> **Work to be completed**
Where a line holds the word "this", copy it from the records.

> **Records**
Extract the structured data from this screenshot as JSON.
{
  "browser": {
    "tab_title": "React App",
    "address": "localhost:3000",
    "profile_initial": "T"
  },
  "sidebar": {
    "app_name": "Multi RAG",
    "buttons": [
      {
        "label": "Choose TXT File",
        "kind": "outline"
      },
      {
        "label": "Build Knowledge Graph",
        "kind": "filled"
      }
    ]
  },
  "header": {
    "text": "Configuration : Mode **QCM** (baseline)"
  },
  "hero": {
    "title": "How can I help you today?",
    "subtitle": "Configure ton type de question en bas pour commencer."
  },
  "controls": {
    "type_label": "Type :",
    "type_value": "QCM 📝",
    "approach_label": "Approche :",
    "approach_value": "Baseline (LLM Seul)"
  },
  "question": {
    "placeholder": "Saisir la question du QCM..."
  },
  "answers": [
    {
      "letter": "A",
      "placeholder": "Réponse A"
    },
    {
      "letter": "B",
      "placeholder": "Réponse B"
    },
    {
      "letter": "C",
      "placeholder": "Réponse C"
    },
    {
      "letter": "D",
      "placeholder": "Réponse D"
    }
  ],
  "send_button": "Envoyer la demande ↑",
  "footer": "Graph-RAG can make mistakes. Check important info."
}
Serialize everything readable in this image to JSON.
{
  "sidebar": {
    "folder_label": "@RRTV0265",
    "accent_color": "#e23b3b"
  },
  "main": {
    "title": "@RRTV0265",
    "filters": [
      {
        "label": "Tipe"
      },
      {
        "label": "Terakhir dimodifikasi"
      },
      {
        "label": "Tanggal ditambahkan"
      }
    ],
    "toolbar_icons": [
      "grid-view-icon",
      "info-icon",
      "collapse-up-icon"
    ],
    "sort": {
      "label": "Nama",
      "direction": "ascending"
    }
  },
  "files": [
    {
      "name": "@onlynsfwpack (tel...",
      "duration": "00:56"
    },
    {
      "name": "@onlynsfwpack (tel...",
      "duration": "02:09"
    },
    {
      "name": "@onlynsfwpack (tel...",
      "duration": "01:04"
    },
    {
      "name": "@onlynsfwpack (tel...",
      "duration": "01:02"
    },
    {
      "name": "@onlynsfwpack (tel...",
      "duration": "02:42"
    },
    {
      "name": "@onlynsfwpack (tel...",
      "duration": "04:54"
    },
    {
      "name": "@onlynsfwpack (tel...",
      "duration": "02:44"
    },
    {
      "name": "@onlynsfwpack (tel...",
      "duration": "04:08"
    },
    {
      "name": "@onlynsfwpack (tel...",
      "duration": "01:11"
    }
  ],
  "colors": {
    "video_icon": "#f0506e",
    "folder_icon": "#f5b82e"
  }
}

> **Task solution**
Extract the structured data from this screenshot as JSON.
Serialize everything readable in this image to JSON.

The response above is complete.